So, not only are we about to have an increase in talking CCTV cameras, but:
Competitions would also be held at schools in many of the areas for children to become the voice of the cameras, Mr Reid said.
The Register reports that:
Children will be recruited from schools to take part in the £0.5m scheme and shown round CCTV operating rooms on school trips.
The cynical might think that a spin-guru had come up with this cute idea, but, apparently not:
Louise Casey, the government’s “co-ordinator for respect”, said in a statement this morning: “We are encouraging children to send this clear message to grown ups – act anti-socially and face the shame of being publicly embarrassed.”
Did anyone ask children if they wanted to send this message? I mean, did they think of it themselves? Even if that were actually true, it’s odd that their opinion suddenly matters when, for example, nobody remembered to consult them on the plan to raise the school-leaving age.
Let’s hope that, in between auditions, recording sessions and CCTV-centre visits, children are also given plenty of opportunity to hear alternative views, in accordance with their UN Convention rights, such as:

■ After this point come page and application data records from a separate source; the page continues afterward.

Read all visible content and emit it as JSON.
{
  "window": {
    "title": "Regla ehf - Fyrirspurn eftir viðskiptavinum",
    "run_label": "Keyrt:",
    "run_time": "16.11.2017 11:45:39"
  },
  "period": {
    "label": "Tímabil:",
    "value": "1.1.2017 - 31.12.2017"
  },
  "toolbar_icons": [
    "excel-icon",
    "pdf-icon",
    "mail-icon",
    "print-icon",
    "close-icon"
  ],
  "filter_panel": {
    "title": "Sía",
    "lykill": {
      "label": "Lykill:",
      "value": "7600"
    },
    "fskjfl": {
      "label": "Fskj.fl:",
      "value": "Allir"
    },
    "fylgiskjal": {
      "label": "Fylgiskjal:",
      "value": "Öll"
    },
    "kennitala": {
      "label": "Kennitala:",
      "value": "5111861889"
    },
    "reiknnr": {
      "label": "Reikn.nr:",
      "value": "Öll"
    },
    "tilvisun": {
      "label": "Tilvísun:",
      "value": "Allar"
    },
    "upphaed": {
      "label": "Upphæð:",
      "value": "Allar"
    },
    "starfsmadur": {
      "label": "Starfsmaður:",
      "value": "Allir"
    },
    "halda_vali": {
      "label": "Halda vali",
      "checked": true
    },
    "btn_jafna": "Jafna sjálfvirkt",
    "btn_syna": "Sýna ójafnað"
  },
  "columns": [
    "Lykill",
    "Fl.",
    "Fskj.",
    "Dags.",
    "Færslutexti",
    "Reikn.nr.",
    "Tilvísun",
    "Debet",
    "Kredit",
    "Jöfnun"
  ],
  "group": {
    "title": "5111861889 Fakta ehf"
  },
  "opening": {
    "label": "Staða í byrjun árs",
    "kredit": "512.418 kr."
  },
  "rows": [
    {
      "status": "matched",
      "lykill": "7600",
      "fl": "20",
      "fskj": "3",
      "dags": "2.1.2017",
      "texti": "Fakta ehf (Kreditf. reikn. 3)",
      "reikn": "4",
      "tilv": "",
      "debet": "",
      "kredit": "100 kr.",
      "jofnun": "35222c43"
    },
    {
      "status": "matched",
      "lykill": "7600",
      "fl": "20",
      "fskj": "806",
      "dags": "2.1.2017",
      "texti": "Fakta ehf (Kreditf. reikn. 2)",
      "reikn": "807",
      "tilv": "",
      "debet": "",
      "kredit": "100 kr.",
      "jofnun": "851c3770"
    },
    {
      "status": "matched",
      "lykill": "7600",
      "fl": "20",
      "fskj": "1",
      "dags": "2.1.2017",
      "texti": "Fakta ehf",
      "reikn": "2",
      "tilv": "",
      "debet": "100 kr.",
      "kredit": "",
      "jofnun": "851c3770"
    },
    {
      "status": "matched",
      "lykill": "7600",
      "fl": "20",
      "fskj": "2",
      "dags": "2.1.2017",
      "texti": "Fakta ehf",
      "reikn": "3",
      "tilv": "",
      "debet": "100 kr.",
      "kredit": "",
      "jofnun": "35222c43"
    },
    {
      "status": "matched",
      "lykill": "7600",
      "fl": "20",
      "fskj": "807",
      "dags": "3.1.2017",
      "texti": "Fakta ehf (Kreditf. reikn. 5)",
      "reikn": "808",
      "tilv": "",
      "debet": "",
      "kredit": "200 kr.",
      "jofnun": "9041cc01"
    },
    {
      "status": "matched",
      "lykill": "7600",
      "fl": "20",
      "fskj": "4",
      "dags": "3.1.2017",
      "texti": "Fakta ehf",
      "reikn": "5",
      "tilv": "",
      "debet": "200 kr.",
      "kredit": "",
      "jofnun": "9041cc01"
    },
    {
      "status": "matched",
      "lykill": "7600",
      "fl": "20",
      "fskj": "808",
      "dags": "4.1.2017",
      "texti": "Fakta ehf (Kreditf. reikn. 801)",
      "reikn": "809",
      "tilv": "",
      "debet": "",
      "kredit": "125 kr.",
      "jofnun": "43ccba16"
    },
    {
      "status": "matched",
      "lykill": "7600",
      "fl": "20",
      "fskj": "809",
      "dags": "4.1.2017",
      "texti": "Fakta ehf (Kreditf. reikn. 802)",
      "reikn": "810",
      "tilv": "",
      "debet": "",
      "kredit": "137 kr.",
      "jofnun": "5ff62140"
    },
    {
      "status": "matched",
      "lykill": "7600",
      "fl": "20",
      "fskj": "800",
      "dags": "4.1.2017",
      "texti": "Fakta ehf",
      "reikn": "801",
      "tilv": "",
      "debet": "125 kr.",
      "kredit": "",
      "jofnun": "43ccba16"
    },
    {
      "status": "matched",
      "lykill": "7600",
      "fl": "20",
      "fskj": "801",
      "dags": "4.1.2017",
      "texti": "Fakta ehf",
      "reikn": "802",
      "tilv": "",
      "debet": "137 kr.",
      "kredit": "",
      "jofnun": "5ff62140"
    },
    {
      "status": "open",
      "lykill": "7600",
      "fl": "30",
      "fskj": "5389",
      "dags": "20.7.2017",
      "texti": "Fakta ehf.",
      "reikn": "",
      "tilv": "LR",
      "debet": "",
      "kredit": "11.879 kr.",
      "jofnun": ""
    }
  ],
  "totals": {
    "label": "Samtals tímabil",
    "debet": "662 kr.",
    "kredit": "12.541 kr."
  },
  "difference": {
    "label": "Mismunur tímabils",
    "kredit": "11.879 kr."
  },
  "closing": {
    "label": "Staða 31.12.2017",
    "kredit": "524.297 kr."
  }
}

Article 13 The child shall have the right to freedom of expression; this right shall include freedom to seek, receive and impart information and ideas of all kinds
Article 17 States Parties recognize the important function performed by the mass media and shall ensure that the child has access to information and material from a diversity of national and international sources
After all, the government wouldn’t want to be accused of using the education system to brainwash children.